The malice of old enemies pursued him into James I’s reign. After William Morgan’s death his daughter’s guardian, William Warren of Trewern (Nevern), brought against Stepneth five Star Chamber suits and one in the Exchequer, reviving the old quarrel about Haverfordwest mills and the settlement of Sir John Perrot’s estate, and impugning Stepneth’s conduct as sheriff in 1604-5. Stepneth riposted by prosecuting one of Warren’s backers for perjury. He was also able to gloat over Warren’s discomfiture when at the beginning of the second session of Parliament the latter was reprimanded at the bar of the House for serving a process on Stepneth after his election. Warren’s plea that he supposed Stepneth’s duties as sheriff would keep him from the House, as they had done in the preceding session, is belied by the fact that in the course of that session he had sat on the committee for the bill on scandalous ministers—a subject on which he spoke again in May 1606.10

He did not long survive the dissolution of Parliament. In his will, dated 30. Apr. 1611, proved 19 Nov. the same year, apart from provision for his sons and daughters, he left £5 for charitable uses in each of the parishes of St. Albans, Hertford, Carmarthen and Haverfordwest; £1 for the repair of St. David’s cathedral; and £2 to the parish church of Prendergast. The Stepneys (as they came to call themselves) remained a force in the politics of Pembrokeshire until in the eighteenth century they disposed of their estates there, and afterwards in the politics of Carmarthenshire and Monmouthshire until the male line died out in 1825.11

Ref Volumes: 1558-1603

Author: A.H.D.

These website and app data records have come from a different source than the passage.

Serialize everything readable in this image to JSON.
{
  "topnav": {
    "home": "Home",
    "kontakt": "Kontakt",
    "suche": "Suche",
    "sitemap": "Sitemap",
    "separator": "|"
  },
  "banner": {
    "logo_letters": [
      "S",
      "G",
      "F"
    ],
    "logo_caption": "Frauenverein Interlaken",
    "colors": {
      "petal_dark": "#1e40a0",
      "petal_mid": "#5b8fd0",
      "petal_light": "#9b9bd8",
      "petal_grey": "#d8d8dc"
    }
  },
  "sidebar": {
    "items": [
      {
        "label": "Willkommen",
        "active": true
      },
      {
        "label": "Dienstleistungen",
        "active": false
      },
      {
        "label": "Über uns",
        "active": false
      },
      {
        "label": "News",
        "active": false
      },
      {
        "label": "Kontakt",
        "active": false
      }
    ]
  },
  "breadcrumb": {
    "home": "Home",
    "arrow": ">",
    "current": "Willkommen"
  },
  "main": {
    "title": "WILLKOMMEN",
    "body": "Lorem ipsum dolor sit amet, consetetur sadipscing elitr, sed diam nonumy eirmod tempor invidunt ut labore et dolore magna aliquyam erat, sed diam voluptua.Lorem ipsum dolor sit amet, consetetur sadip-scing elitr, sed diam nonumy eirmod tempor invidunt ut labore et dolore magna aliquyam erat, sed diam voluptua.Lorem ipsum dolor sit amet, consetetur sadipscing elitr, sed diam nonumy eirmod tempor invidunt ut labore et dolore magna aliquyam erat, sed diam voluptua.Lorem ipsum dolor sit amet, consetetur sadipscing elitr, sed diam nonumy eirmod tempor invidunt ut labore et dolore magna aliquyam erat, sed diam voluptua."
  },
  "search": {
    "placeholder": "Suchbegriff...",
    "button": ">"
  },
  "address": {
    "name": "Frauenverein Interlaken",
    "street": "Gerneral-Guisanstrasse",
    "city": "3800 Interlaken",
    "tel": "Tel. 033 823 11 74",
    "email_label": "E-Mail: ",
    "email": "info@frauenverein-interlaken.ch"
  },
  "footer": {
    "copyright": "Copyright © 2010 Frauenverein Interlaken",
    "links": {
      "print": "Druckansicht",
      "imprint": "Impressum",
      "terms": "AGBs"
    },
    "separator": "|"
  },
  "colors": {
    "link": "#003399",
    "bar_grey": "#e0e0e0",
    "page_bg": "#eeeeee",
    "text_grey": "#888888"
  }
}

  • 1. West Wales Hist. Recs. vii. 118-20; Dwnn, Vis. Wales, i. 135, 180; DWB, 924. The matriculation date is taken from Biog. Reg. Christ’s Coll. ed. Peile, i. 51.
  • 2. West Wales Hist. Recs. loc. cit.; Add. Chart 39994; Lansd. 53, f. 182; 156, f. 366; Exchequer, ed. E. G. Jones (Univ. Wales Bd. of Celtic Studies, Hist. and Law ser. iv), 90; Flenley, Cal. Reg. Council, Marches of Wales, 126, 140, 236; Harl. 6993, f. 116; Arch. Camb. (ser. 3), xi. 123, 130; xii. 324, 481-4; APC, xxxii. 282.
  • 3. Trans. Carm. Antiq. Soc. x. 58, 84.
  • 4. West Wales Hist. Recs. vii. 118-20; PCC 87 Wood; Arch. Camb. (ser. 2) v. 35-8.
  • 5. APC, viii. 51-2, 190-1; Flenley, 63-4.
  • 6. EHR, lxi. 18-27; Neale, Commons, 255-60; HMC Bath, v. 263; Arch. Camb. (ser. 5), xiii. 193-211; CJ, i. 115; D’Ewes, 348, 350.
  • 7. G. Williams, Bywyd ac amserau ’r Esgob Richard Davies, 67; Neale, 256, 257; Add. Chart 32973; Exchequer, ed. T. I. J. Jones (Univ. Wales Bd. of Celtic Studies, Hist. and Law ser. xv), 291; Exchequer, ed. E. G. Jones (same ser. iv), 297-8, 300-1; West Wales Hist. Recs. vii. 122-4.
  • 8. Harl. Chart 83 H16; West Wales Hist. Recs. vii. 122-4; G. Williams, 66; Exchequer, ed. E. G. Jones, 38, 305; HMC Hatfield, iv. 279-84.
  • 9. Add. Chart 1861; Lansd. 53, f. 182; Exchequer, ed. E. G. Jones, 122, 309-10; Arch. Camb. (ser. 2), v. 33-41; CSP Dom. 1598-1601, pp. 267-8, 309; HMC Hatfield, xvii. 485.
  • 10. Star Chamber, ed. Edwards (Univ. Wales Bd. of Celtic Studies, Hist. and Law ser. i), 210-12; Exchequer, ed. T. I. J. Jones, 291, 294; CJ, i. 237; 313; R. Bowyer, Diary, ed. Wilson, 37, 45-6.
  • 11. PCC 87 Wood; DWB, 924.